* _Excerpted data_:
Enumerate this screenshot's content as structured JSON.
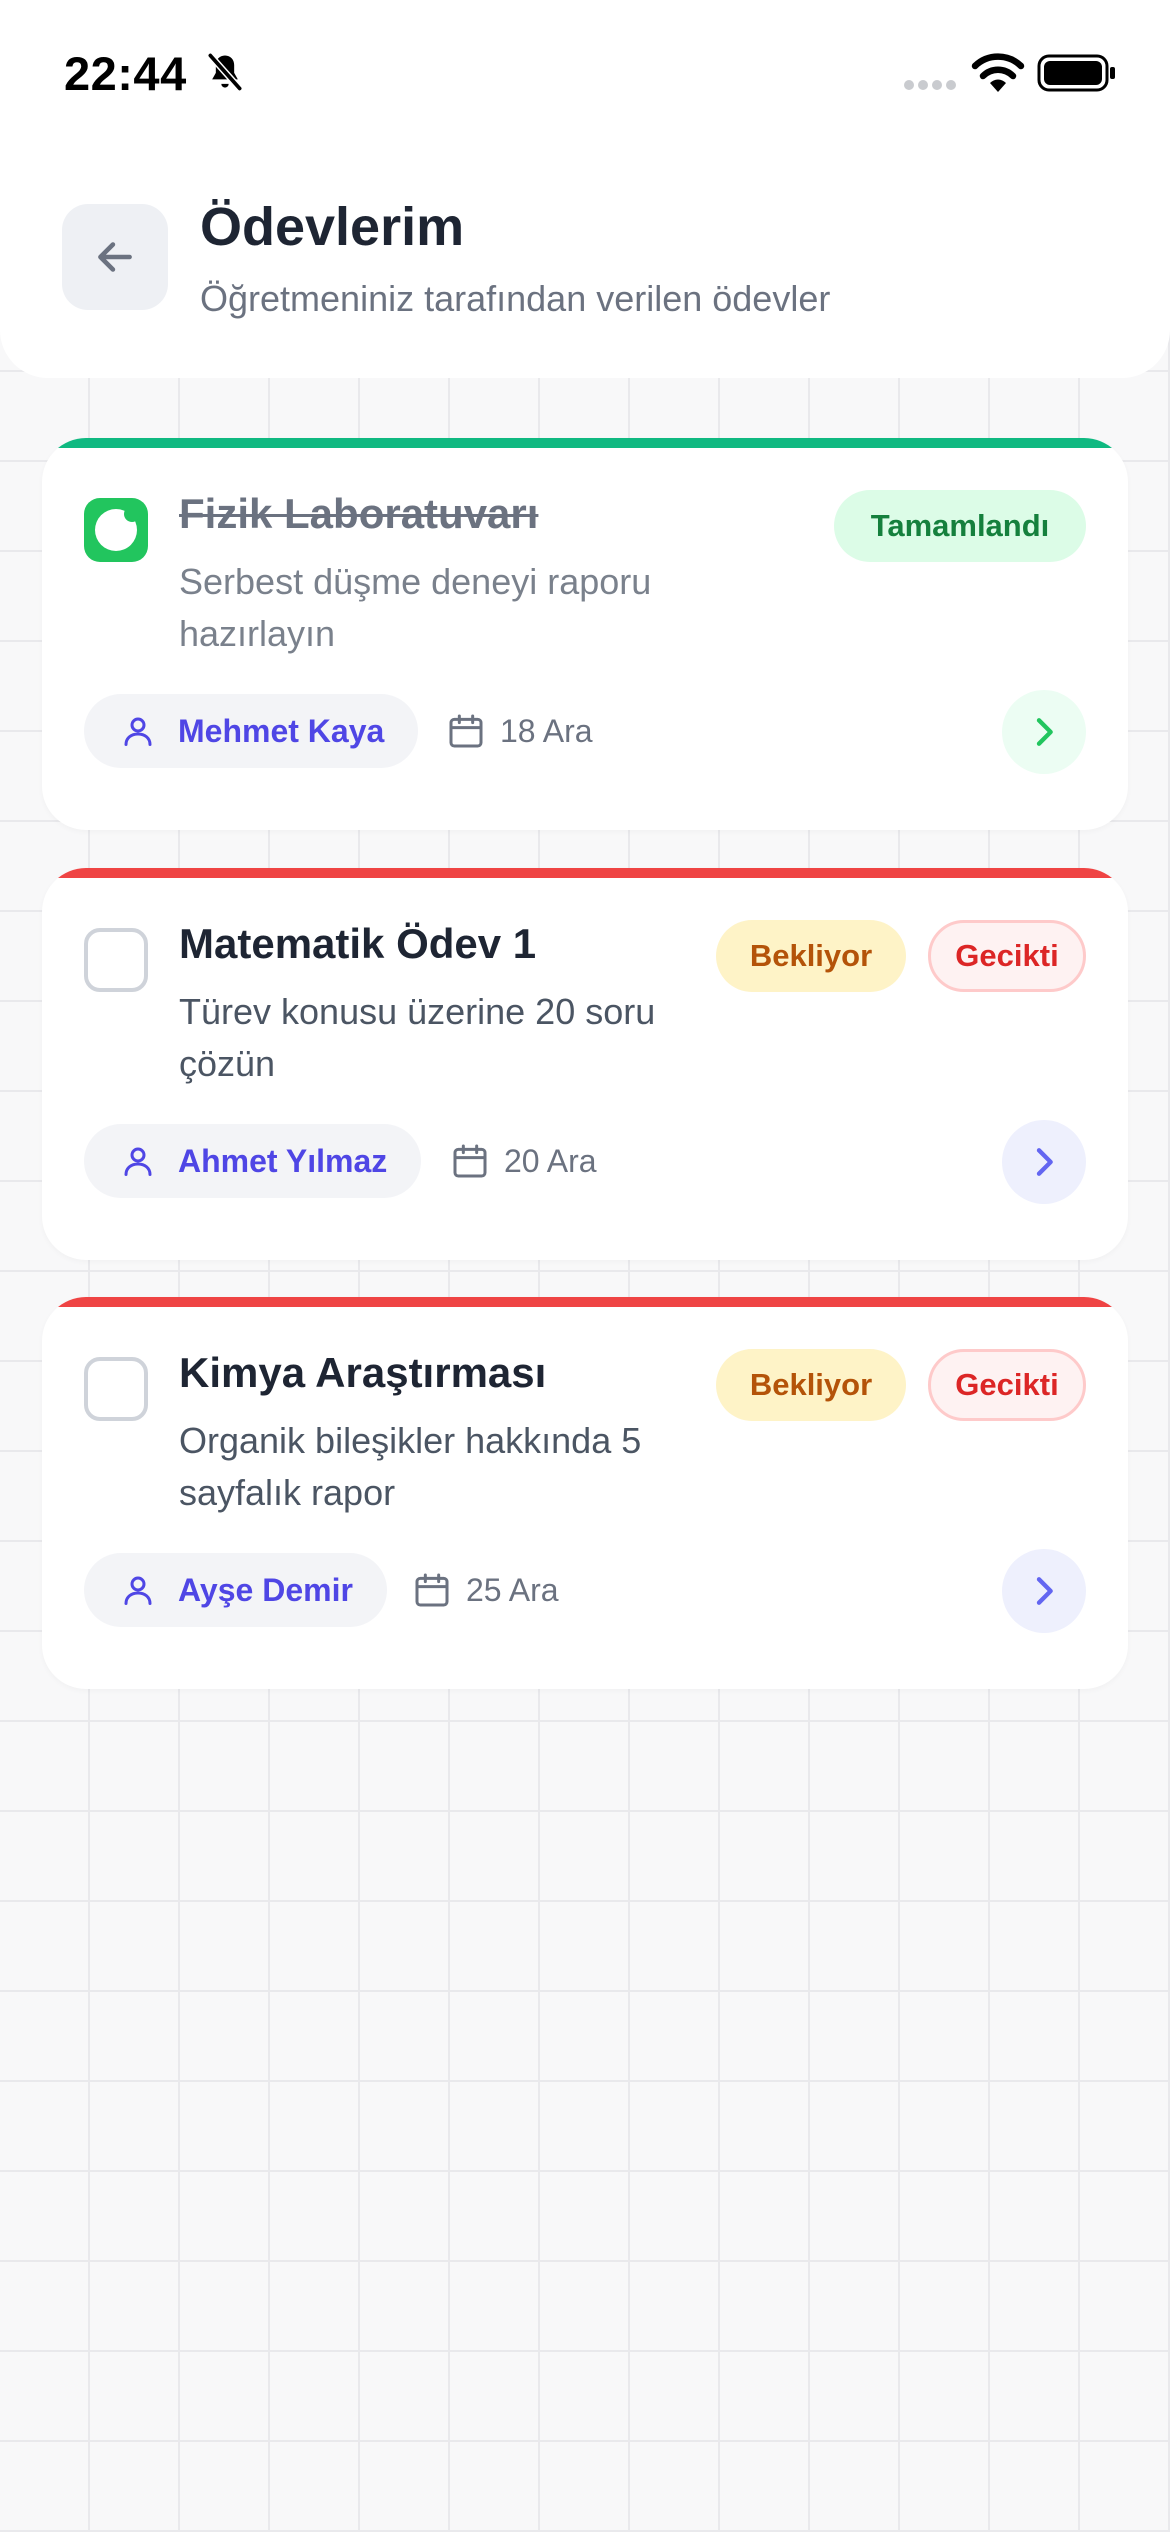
{
  "status_bar": {
    "time": "22:44"
  },
  "header": {
    "title": "Ödevlerim",
    "subtitle": "Öğretmeniniz tarafından verilen ödevler"
  },
  "colors": {
    "completed_accent": "#10b981",
    "late_accent": "#ef4444",
    "teacher_text": "#4f46e5"
  },
  "assignments": [
    {
      "title": "Fizik Laboratuvarı",
      "description": "Serbest düşme deneyi raporu hazırlayın",
      "completed": true,
      "status_badge": "Tamamlandı",
      "teacher": "Mehmet Kaya",
      "due_date": "18 Ara"
    },
    {
      "title": "Matematik Ödev 1",
      "description": "Türev konusu üzerine 20 soru çözün",
      "completed": false,
      "status_badge": "Bekliyor",
      "late_badge": "Gecikti",
      "teacher": "Ahmet Yılmaz",
      "due_date": "20 Ara"
    },
    {
      "title": "Kimya Araştırması",
      "description": "Organik bileşikler hakkında 5 sayfalık rapor",
      "completed": false,
      "status_badge": "Bekliyor",
      "late_badge": "Gecikti",
      "teacher": "Ayşe Demir",
      "due_date": "25 Ara"
    }
  ],
  "icons": {
    "back": "arrow-left-icon",
    "teacher": "person-icon",
    "date": "calendar-icon",
    "open": "chevron-right-icon",
    "silent": "bell-slash-icon"
  }
}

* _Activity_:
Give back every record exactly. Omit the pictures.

* _Answer to this exercise_:
Enumerate this screenshot's content as structured JSON.
{
  "status_bar": {
    "time": "22:44"
  },
  "header": {
    "title": "Ödevlerim",
    "subtitle": "Öğretmeniniz tarafından verilen ödevler"
  },
  "colors": {
    "completed_accent": "#10b981",
    "late_accent": "#ef4444",
    "teacher_text": "#4f46e5"
  },
  "assignments": [
    {
      "title": "Fizik Laboratuvarı",
      "description": "Serbest düşme deneyi raporu hazırlayın",
      "completed": true,
      "status_badge": "Tamamlandı",
      "teacher": "Mehmet Kaya",
      "due_date": "18 Ara"
    },
    {
      "title": "Matematik Ödev 1",
      "description": "Türev konusu üzerine 20 soru çözün",
      "completed": false,
      "status_badge": "Bekliyor",
      "late_badge": "Gecikti",
      "teacher": "Ahmet Yılmaz",
      "due_date": "20 Ara"
    },
    {
      "title": "Kimya Araştırması",
      "description": "Organik bileşikler hakkında 5 sayfalık rapor",
      "completed": false,
      "status_badge": "Bekliyor",
      "late_badge": "Gecikti",
      "teacher": "Ayşe Demir",
      "due_date": "25 Ara"
    }
  ],
  "icons": {
    "back": "arrow-left-icon",
    "teacher": "person-icon",
    "date": "calendar-icon",
    "open": "chevron-right-icon",
    "silent": "bell-slash-icon"
  }
}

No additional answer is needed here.